* [EXERCISE AIM]:
Search the records below for "printing"; copy each line that has it.

========================================================================

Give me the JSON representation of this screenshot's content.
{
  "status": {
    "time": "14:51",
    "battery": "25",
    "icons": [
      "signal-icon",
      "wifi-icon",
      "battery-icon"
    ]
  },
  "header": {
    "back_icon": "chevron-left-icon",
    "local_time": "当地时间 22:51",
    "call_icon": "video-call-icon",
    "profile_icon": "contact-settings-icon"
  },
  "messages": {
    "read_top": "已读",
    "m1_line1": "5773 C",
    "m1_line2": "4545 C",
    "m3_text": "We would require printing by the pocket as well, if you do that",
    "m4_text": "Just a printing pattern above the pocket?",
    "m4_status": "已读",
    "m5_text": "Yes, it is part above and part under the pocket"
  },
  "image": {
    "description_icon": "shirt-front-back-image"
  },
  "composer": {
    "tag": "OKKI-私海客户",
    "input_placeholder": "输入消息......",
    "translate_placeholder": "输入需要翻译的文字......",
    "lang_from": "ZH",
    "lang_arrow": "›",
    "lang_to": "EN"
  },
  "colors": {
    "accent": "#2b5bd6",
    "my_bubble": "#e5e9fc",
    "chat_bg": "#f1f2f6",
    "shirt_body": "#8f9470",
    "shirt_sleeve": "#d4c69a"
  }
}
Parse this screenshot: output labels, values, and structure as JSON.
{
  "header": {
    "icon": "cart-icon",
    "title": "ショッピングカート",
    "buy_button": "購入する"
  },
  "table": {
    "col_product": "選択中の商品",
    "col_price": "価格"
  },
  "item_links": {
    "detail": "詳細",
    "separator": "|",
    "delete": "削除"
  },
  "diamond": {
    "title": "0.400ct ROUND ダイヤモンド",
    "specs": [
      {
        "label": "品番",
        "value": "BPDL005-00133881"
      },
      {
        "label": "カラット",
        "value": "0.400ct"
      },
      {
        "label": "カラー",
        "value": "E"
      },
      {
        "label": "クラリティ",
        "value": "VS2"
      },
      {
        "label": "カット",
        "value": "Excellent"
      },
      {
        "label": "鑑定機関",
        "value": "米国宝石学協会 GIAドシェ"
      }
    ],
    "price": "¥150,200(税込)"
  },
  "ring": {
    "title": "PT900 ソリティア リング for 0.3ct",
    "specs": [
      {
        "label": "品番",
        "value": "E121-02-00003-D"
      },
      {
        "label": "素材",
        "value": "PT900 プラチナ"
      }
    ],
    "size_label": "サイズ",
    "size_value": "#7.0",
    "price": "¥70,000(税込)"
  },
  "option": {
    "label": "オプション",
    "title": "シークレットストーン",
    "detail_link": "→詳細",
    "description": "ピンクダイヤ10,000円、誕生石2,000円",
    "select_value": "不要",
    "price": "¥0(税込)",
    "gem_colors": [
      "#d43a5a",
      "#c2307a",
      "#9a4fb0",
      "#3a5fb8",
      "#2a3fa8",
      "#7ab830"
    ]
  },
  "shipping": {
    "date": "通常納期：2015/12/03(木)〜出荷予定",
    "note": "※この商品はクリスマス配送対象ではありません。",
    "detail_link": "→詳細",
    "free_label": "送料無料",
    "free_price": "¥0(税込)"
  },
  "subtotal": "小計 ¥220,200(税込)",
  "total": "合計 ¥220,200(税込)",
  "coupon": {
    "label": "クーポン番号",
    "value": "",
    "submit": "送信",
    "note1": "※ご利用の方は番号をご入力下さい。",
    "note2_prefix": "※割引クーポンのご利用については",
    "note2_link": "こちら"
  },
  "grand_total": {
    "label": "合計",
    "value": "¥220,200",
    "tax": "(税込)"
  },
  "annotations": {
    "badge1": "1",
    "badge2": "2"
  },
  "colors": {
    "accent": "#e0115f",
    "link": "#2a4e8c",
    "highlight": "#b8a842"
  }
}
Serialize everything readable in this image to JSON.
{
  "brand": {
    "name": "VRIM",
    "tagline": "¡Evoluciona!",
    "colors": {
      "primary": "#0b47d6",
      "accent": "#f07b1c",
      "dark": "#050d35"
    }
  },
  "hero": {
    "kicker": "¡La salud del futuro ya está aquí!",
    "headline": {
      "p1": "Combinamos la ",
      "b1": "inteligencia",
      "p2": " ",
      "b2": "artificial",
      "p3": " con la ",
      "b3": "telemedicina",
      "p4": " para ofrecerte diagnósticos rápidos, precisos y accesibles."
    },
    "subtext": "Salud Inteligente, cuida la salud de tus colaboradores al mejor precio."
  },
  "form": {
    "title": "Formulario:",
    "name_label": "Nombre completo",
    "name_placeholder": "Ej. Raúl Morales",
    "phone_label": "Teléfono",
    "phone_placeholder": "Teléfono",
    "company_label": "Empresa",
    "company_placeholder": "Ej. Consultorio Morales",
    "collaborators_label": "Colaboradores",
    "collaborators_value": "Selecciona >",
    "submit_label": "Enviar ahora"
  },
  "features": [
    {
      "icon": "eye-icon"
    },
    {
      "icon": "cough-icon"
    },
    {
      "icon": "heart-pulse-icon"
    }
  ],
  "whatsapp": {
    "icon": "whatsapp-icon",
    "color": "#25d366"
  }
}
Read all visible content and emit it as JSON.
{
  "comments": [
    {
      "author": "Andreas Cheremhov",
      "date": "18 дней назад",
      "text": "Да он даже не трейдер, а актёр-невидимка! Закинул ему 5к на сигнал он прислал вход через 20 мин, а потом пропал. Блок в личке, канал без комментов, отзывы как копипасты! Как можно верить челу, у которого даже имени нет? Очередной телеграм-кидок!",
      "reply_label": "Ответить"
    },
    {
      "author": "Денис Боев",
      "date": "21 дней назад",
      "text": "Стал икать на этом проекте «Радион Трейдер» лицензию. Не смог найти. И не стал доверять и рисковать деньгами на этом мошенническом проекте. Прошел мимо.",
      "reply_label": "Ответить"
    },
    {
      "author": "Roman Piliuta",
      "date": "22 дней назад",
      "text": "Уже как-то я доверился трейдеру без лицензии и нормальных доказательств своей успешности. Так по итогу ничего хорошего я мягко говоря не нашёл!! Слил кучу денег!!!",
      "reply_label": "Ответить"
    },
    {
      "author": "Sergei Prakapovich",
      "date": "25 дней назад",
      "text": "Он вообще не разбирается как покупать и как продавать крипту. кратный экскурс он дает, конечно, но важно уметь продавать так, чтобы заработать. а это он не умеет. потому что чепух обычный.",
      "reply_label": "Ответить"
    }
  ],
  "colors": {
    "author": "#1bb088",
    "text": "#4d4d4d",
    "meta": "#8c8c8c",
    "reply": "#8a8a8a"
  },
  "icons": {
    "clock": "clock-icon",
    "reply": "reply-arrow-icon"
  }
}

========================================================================

* [RESPONSE BELOW]:
    "m3_text": "We would require printing by the pocket as well, if you do that",
    "m4_text": "Just a printing pattern above the pocket?",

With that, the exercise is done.